(Some sights of Yaounde by night).
In geography lessons, we learnt that Cameroon has just two seasons … the dry and rainy seasons. One is characterised by extreme heat and harmattan while the other is characterised by heavy rains and extreme cold though the effects of climate change have become more pronounced; making the heat waves and rains unpredictable. For example, the rainy and dry seasons in Yaoundé were quite predictable a few years ago. Rains were expected during the months of March and October. Nowadays, they are very unpredictable as rains fall almost every month.
Yet, there is what I call seasons within seasons in these two prominent seasons. The seasons which herald certain periods such as the season of plenty food, farming etc. There were noticeable tell-tale signs which served just as well as a meteorologist in this our part of the world where weather forecasts are not very pronounced.
(Yaounde by night in December)
When we noticed street vendors scattered everywhere selling roasted plantains and plums a little cheaper than normal, we knew it was the plum season and we readied our stomachs to have their fill. And so too with things like boiled corns, ground nuts, etc.
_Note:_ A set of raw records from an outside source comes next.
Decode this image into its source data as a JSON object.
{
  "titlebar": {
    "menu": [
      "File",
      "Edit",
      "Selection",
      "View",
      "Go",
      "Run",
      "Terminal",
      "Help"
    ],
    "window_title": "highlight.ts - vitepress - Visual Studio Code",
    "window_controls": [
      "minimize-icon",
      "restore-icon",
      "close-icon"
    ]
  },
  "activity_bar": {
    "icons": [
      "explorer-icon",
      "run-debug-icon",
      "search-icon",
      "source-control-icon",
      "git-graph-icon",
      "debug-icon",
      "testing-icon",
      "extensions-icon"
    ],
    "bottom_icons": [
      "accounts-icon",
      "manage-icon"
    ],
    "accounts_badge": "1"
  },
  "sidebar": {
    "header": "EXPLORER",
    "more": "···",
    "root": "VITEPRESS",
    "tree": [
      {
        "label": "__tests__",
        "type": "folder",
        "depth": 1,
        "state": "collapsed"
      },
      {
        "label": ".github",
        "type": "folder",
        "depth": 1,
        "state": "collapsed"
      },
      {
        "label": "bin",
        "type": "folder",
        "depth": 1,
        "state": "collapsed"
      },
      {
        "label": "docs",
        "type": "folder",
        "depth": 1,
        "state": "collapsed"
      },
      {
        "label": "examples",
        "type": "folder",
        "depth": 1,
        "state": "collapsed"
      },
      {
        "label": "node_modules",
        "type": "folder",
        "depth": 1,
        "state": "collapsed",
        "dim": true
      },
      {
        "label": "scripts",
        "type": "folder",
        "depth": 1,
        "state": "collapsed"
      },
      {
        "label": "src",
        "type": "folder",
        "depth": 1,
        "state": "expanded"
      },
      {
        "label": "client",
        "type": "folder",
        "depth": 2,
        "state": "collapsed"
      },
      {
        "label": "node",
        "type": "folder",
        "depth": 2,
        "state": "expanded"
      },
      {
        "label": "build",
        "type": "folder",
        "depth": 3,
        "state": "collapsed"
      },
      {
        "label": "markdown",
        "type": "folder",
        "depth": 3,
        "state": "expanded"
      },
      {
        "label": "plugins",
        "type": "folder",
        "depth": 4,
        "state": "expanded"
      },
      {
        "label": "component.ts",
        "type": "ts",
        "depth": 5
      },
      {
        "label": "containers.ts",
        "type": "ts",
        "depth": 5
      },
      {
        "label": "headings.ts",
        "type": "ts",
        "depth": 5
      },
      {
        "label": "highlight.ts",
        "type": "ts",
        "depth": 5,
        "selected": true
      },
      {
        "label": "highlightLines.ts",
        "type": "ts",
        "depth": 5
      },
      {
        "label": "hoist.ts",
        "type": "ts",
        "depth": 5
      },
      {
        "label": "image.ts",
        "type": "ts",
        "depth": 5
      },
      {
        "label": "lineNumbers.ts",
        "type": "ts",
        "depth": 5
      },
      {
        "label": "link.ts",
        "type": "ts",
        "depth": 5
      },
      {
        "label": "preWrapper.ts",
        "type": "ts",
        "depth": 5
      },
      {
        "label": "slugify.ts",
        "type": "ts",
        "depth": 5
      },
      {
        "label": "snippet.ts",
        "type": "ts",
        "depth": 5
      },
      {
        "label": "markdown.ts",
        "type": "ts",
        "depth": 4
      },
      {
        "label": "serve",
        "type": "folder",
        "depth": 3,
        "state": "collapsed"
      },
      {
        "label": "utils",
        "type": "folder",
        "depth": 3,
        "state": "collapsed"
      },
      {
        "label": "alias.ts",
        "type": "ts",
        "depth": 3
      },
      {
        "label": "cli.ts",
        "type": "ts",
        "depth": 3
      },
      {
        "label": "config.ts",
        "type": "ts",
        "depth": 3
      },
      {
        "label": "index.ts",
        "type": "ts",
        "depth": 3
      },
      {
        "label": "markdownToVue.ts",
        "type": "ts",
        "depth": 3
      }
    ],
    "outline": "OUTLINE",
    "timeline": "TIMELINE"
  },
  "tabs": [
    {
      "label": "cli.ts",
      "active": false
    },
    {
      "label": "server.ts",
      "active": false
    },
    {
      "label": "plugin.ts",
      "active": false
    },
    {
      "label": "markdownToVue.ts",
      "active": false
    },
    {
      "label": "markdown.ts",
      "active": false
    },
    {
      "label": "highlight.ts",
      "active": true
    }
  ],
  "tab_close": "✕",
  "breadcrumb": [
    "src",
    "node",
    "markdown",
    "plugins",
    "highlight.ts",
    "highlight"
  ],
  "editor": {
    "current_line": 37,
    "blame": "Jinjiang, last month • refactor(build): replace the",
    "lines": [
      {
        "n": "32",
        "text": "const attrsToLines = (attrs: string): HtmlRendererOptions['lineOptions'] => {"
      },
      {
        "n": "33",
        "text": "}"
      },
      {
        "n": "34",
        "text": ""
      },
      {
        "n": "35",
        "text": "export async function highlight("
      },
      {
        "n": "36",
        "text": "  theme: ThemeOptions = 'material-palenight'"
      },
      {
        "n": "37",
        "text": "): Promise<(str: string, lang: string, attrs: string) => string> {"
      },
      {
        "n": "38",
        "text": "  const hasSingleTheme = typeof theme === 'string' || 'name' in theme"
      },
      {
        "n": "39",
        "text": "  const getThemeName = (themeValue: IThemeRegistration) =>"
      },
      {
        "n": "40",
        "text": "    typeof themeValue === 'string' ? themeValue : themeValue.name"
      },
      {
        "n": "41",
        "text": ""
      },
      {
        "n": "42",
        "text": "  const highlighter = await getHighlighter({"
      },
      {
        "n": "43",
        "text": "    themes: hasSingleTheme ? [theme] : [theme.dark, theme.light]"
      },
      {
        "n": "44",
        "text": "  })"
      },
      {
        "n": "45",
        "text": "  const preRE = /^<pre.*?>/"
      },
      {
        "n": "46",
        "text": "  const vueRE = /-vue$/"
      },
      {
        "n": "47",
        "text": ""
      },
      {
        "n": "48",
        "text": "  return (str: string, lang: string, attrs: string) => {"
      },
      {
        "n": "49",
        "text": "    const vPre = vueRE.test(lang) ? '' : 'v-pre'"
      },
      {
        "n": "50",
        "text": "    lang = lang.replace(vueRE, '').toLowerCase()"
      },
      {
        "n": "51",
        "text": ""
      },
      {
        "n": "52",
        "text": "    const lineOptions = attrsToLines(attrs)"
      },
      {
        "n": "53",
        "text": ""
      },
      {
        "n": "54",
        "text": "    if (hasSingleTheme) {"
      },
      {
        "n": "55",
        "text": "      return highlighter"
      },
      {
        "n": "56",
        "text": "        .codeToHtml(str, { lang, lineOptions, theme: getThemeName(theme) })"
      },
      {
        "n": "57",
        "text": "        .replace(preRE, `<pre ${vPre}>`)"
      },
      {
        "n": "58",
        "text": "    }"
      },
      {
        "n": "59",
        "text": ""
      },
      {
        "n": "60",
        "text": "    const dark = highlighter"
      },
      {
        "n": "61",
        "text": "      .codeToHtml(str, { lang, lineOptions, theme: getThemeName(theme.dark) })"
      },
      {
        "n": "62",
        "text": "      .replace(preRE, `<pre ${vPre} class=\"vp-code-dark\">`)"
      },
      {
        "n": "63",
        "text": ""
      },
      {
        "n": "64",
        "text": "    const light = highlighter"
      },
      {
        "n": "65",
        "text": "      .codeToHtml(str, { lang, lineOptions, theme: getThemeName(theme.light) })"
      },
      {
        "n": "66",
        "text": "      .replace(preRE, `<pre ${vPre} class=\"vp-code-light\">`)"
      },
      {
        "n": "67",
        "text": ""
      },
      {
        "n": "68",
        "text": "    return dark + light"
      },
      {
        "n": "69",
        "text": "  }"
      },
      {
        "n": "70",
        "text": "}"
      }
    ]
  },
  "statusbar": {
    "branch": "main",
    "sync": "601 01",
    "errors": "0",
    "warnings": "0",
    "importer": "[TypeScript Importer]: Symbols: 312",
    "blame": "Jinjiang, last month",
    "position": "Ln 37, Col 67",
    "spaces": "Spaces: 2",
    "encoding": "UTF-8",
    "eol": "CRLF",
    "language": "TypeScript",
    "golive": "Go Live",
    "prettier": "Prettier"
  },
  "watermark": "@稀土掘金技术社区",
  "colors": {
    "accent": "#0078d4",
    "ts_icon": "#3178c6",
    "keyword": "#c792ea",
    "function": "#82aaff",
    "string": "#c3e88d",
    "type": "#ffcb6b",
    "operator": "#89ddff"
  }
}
Extremely chapped lips and dry or runny noses were all indications of the dry aka flu season.
( An office Xmas Tree)
And then December and Christmas trees start shooting up in big businesses long before homes and we understood it was time for rice, stew, chin-chin and so on. Still, one very noticeable sign was the display of unique packets of balloons aka bolobolo in shops. Each time I saw these balloons in many provision shops around, a song we sang growing up comes to mind:
‘Bolo bolo burst, 5 frs go…small pikin loss Ibo man gain’
(Balloon which brings childhood memories)
Today the shops are owned by others as the majority of the Ibos have long gone back to Nigeria while the price has shot up to 25frs. Still, that song always came to mind and I always smiled at the childish determination to play the ‘lucky game’ until someone won the biggest balloon in the packet.
We all had our little wooden banks we dropped coins into formulating ideas of what we would buy come December. It was a period of heightened expectations with everyone on their good behaviour least they missed out on that new Christmas dress or shoes or rice and stew and the freedom to roam around and visit all houses in the neighbourhood if we could.
(Some characteristics of the Xmas period)
Today, I no longer celebrate Christmas. For one thing, I now understand this day has been celebrated long before the birth of Christ and history shows that in order to Christianized the Sungod communities, this day 25th December celebrated as the birthday of the invincible sun was ‘Christianized and given a rebirth’ as the birthday of Christ. I understand many believe they are honouring God and Christ on this day. However, I have often wondered how do you honour someone on a day purported to be his birthday but which there is no substantial evidence that himself celebrated that day?
I know many will argue the day reminds them of God’s love for mankind and the need to contemplate this love with family. That is a good enough reason and I respect that. However, I believe digging deep into the Bible which speaks God’s thoughts to us today will help us contemplate this love always with family and loved ones.
Furthermore, the materialistic tendency and the commercialisation of this period have made me wonder if this truly honours God and Christ?
( adverts on billboards, banners on streets doing promos during this period)
These and a lot of other factors made me stop celebrating Christmas. The hype surrounding this season has encouraged me to show love all the time not only during this particular moment. Nevertheless, as I saw everywhere around me glittering, the population rushig to the market like there was no tomorrow, the excitement of kids, I couldn’t help taking a trip down memory lane of the time when I too was an excited kid during the month of December.
(More sights of Yaounde)
May Love continue to lead 365 days not 11and ¾ months.
Keep reading, keep sharing and keep commenting. We are inspired by your comments, thank you.
ARREY E. AGBOR-NDAKAW.